ACTION ITEM: Write out the entries below once more, exactly.

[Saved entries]
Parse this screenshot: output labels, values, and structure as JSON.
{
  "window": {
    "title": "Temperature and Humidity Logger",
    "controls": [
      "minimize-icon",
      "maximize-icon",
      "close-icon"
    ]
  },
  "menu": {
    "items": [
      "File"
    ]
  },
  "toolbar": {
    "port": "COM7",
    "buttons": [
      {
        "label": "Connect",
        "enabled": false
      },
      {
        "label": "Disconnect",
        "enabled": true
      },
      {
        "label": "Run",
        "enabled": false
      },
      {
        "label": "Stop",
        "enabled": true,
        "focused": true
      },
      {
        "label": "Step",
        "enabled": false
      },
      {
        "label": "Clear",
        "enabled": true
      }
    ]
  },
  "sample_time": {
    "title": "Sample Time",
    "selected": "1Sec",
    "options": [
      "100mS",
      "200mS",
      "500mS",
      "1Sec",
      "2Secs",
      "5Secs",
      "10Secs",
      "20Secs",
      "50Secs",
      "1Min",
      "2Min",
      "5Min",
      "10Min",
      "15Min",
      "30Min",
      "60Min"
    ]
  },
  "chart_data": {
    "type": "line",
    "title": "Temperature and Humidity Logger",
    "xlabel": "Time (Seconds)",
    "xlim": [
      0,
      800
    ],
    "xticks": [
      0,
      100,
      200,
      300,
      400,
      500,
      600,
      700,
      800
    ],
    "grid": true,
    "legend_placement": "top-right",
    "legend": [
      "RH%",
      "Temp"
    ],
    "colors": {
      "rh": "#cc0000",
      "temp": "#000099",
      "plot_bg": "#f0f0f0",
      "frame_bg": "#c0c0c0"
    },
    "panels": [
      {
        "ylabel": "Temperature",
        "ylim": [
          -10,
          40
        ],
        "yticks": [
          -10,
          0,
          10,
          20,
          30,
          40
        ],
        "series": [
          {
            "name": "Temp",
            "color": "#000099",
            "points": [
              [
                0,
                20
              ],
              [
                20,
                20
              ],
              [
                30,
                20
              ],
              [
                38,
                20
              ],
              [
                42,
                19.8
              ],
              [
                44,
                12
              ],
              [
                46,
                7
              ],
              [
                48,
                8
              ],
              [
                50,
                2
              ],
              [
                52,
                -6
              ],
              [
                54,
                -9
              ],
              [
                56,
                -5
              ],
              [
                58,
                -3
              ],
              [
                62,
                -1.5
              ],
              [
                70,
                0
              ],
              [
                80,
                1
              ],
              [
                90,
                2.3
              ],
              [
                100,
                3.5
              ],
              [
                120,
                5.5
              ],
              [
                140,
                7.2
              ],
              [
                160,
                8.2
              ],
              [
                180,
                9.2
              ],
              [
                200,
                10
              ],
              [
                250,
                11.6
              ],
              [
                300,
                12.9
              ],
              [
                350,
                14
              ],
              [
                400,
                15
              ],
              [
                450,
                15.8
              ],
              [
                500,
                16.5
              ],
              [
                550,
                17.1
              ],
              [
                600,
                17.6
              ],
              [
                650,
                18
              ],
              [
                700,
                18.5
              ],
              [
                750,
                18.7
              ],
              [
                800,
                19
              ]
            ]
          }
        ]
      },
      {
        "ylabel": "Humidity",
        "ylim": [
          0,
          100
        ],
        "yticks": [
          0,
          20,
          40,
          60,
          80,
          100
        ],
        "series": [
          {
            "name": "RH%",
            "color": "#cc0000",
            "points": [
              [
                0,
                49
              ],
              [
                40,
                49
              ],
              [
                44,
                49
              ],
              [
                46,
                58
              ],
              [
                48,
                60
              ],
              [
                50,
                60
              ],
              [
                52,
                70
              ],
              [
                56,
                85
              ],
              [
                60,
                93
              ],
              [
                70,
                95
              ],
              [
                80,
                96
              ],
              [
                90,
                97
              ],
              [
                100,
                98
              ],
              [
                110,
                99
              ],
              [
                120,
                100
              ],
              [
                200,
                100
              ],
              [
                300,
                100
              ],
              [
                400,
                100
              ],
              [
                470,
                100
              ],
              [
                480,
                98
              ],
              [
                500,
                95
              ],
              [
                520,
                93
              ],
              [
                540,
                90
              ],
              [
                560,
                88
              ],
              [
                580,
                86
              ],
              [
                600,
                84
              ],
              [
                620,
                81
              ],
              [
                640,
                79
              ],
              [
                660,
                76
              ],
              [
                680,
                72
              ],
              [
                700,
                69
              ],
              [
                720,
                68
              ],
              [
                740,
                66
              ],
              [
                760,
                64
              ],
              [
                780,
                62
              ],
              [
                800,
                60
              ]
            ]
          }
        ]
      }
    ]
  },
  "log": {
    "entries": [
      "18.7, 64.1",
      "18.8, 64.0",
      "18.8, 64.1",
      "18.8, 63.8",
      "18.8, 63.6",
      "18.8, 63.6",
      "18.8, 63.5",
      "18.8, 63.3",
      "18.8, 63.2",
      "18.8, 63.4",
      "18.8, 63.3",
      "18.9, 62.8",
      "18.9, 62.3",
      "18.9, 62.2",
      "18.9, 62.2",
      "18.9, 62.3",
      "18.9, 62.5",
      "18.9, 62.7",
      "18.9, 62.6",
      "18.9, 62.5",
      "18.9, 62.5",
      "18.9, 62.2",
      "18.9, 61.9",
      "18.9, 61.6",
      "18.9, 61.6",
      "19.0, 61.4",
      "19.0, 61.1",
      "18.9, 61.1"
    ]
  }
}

RESPONSE AREA:
Parse this screenshot: output labels, values, and structure as JSON.
{
  "window": {
    "title": "Temperature and Humidity Logger",
    "controls": [
      "minimize-icon",
      "maximize-icon",
      "close-icon"
    ]
  },
  "menu": {
    "items": [
      "File"
    ]
  },
  "toolbar": {
    "port": "COM7",
    "buttons": [
      {
        "label": "Connect",
        "enabled": false
      },
      {
        "label": "Disconnect",
        "enabled": true
      },
      {
        "label": "Run",
        "enabled": false
      },
      {
        "label": "Stop",
        "enabled": true,
        "focused": true
      },
      {
        "label": "Step",
        "enabled": false
      },
      {
        "label": "Clear",
        "enabled": true
      }
    ]
  },
  "sample_time": {
    "title": "Sample Time",
    "selected": "1Sec",
    "options": [
      "100mS",
      "200mS",
      "500mS",
      "1Sec",
      "2Secs",
      "5Secs",
      "10Secs",
      "20Secs",
      "50Secs",
      "1Min",
      "2Min",
      "5Min",
      "10Min",
      "15Min",
      "30Min",
      "60Min"
    ]
  },
  "chart_data": {
    "type": "line",
    "title": "Temperature and Humidity Logger",
    "xlabel": "Time (Seconds)",
    "xlim": [
      0,
      800
    ],
    "xticks": [
      0,
      100,
      200,
      300,
      400,
      500,
      600,
      700,
      800
    ],
    "grid": true,
    "legend_placement": "top-right",
    "legend": [
      "RH%",
      "Temp"
    ],
    "colors": {
      "rh": "#cc0000",
      "temp": "#000099",
      "plot_bg": "#f0f0f0",
      "frame_bg": "#c0c0c0"
    },
    "panels": [
      {
        "ylabel": "Temperature",
        "ylim": [
          -10,
          40
        ],
        "yticks": [
          -10,
          0,
          10,
          20,
          30,
          40
        ],
        "series": [
          {
            "name": "Temp",
            "color": "#000099",
            "points": [
              [
                0,
                20
              ],
              [
                20,
                20
              ],
              [
                30,
                20
              ],
              [
                38,
                20
              ],
              [
                42,
                19.8
              ],
              [
                44,
                12
              ],
              [
                46,
                7
              ],
              [
                48,
                8
              ],
              [
                50,
                2
              ],
              [
                52,
                -6
              ],
              [
                54,
                -9
              ],
              [
                56,
                -5
              ],
              [
                58,
                -3
              ],
              [
                62,
                -1.5
              ],
              [
                70,
                0
              ],
              [
                80,
                1
              ],
              [
                90,
                2.3
              ],
              [
                100,
                3.5
              ],
              [
                120,
                5.5
              ],
              [
                140,
                7.2
              ],
              [
                160,
                8.2
              ],
              [
                180,
                9.2
              ],
              [
                200,
                10
              ],
              [
                250,
                11.6
              ],
              [
                300,
                12.9
              ],
              [
                350,
                14
              ],
              [
                400,
                15
              ],
              [
                450,
                15.8
              ],
              [
                500,
                16.5
              ],
              [
                550,
                17.1
              ],
              [
                600,
                17.6
              ],
              [
                650,
                18
              ],
              [
                700,
                18.5
              ],
              [
                750,
                18.7
              ],
              [
                800,
                19
              ]
            ]
          }
        ]
      },
      {
        "ylabel": "Humidity",
        "ylim": [
          0,
          100
        ],
        "yticks": [
          0,
          20,
          40,
          60,
          80,
          100
        ],
        "series": [
          {
            "name": "RH%",
            "color": "#cc0000",
            "points": [
              [
                0,
                49
              ],
              [
                40,
                49
              ],
              [
                44,
                49
              ],
              [
                46,
                58
              ],
              [
                48,
                60
              ],
              [
                50,
                60
              ],
              [
                52,
                70
              ],
              [
                56,
                85
              ],
              [
                60,
                93
              ],
              [
                70,
                95
              ],
              [
                80,
                96
              ],
              [
                90,
                97
              ],
              [
                100,
                98
              ],
              [
                110,
                99
              ],
              [
                120,
                100
              ],
              [
                200,
                100
              ],
              [
                300,
                100
              ],
              [
                400,
                100
              ],
              [
                470,
                100
              ],
              [
                480,
                98
              ],
              [
                500,
                95
              ],
              [
                520,
                93
              ],
              [
                540,
                90
              ],
              [
                560,
                88
              ],
              [
                580,
                86
              ],
              [
                600,
                84
              ],
              [
                620,
                81
              ],
              [
                640,
                79
              ],
              [
                660,
                76
              ],
              [
                680,
                72
              ],
              [
                700,
                69
              ],
              [
                720,
                68
              ],
              [
                740,
                66
              ],
              [
                760,
                64
              ],
              [
                780,
                62
              ],
              [
                800,
                60
              ]
            ]
          }
        ]
      }
    ]
  },
  "log": {
    "entries": [
      "18.7, 64.1",
      "18.8, 64.0",
      "18.8, 64.1",
      "18.8, 63.8",
      "18.8, 63.6",
      "18.8, 63.6",
      "18.8, 63.5",
      "18.8, 63.3",
      "18.8, 63.2",
      "18.8, 63.4",
      "18.8, 63.3",
      "18.9, 62.8",
      "18.9, 62.3",
      "18.9, 62.2",
      "18.9, 62.2",
      "18.9, 62.3",
      "18.9, 62.5",
      "18.9, 62.7",
      "18.9, 62.6",
      "18.9, 62.5",
      "18.9, 62.5",
      "18.9, 62.2",
      "18.9, 61.9",
      "18.9, 61.6",
      "18.9, 61.6",
      "19.0, 61.4",
      "19.0, 61.1",
      "18.9, 61.1"
    ]
  }
}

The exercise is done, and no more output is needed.